The whole listing below should be output again, word for word.

## Source material
------------
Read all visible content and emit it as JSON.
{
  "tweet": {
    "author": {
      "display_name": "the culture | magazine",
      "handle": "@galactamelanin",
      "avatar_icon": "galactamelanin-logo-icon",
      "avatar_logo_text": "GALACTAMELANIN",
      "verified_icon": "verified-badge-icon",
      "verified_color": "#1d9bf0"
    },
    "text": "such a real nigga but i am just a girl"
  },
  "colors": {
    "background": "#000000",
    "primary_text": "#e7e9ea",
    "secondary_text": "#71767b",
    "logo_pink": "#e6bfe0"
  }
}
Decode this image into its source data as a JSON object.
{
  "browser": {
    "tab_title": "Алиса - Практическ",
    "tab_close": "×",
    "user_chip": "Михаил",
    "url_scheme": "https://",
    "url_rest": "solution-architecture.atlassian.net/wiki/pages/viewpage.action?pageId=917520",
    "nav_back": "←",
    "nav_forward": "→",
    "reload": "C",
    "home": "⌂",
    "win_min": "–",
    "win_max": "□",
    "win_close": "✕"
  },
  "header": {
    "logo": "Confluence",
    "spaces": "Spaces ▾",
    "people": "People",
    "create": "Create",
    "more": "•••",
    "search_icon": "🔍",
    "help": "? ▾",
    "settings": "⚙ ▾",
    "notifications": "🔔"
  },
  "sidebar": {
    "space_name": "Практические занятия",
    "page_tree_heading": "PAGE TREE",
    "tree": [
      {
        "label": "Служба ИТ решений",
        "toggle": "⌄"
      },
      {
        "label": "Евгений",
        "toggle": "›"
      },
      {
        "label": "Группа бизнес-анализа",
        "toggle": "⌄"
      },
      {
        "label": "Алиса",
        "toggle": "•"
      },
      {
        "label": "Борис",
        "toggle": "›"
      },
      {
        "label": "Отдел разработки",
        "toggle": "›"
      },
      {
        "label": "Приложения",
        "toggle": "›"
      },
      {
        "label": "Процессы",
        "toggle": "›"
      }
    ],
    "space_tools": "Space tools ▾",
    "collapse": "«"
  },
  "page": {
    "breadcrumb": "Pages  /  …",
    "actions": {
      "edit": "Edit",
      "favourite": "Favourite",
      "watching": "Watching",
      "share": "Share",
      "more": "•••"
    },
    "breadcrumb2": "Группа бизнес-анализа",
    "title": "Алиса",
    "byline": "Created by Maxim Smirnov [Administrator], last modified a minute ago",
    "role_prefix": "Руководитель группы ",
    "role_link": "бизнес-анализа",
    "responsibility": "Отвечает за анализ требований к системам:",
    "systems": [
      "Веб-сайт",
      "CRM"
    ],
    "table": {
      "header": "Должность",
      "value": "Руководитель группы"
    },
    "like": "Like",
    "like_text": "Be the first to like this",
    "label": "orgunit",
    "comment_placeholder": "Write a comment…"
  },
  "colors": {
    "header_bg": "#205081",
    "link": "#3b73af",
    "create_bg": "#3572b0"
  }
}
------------
## Task result
Read all visible content and emit it as JSON.
{
  "tweet": {
    "author": {
      "display_name": "the culture | magazine",
      "handle": "@galactamelanin",
      "avatar_icon": "galactamelanin-logo-icon",
      "avatar_logo_text": "GALACTAMELANIN",
      "verified_icon": "verified-badge-icon",
      "verified_color": "#1d9bf0"
    },
    "text": "such a real nigga but i am just a girl"
  },
  "colors": {
    "background": "#000000",
    "primary_text": "#e7e9ea",
    "secondary_text": "#71767b",
    "logo_pink": "#e6bfe0"
  }
}
Decode this image into its source data as a JSON object.
{
  "browser": {
    "tab_title": "Алиса - Практическ",
    "tab_close": "×",
    "user_chip": "Михаил",
    "url_scheme": "https://",
    "url_rest": "solution-architecture.atlassian.net/wiki/pages/viewpage.action?pageId=917520",
    "nav_back": "←",
    "nav_forward": "→",
    "reload": "C",
    "home": "⌂",
    "win_min": "–",
    "win_max": "□",
    "win_close": "✕"
  },
  "header": {
    "logo": "Confluence",
    "spaces": "Spaces ▾",
    "people": "People",
    "create": "Create",
    "more": "•••",
    "search_icon": "🔍",
    "help": "? ▾",
    "settings": "⚙ ▾",
    "notifications": "🔔"
  },
  "sidebar": {
    "space_name": "Практические занятия",
    "page_tree_heading": "PAGE TREE",
    "tree": [
      {
        "label": "Служба ИТ решений",
        "toggle": "⌄"
      },
      {
        "label": "Евгений",
        "toggle": "›"
      },
      {
        "label": "Группа бизнес-анализа",
        "toggle": "⌄"
      },
      {
        "label": "Алиса",
        "toggle": "•"
      },
      {
        "label": "Борис",
        "toggle": "›"
      },
      {
        "label": "Отдел разработки",
        "toggle": "›"
      },
      {
        "label": "Приложения",
        "toggle": "›"
      },
      {
        "label": "Процессы",
        "toggle": "›"
      }
    ],
    "space_tools": "Space tools ▾",
    "collapse": "«"
  },
  "page": {
    "breadcrumb": "Pages  /  …",
    "actions": {
      "edit": "Edit",
      "favourite": "Favourite",
      "watching": "Watching",
      "share": "Share",
      "more": "•••"
    },
    "breadcrumb2": "Группа бизнес-анализа",
    "title": "Алиса",
    "byline": "Created by Maxim Smirnov [Administrator], last modified a minute ago",
    "role_prefix": "Руководитель группы ",
    "role_link": "бизнес-анализа",
    "responsibility": "Отвечает за анализ требований к системам:",
    "systems": [
      "Веб-сайт",
      "CRM"
    ],
    "table": {
      "header": "Должность",
      "value": "Руководитель группы"
    },
    "like": "Like",
    "like_text": "Be the first to like this",
    "label": "orgunit",
    "comment_placeholder": "Write a comment…"
  },
  "colors": {
    "header_bg": "#205081",
    "link": "#3b73af",
    "create_bg": "#3572b0"
  }
}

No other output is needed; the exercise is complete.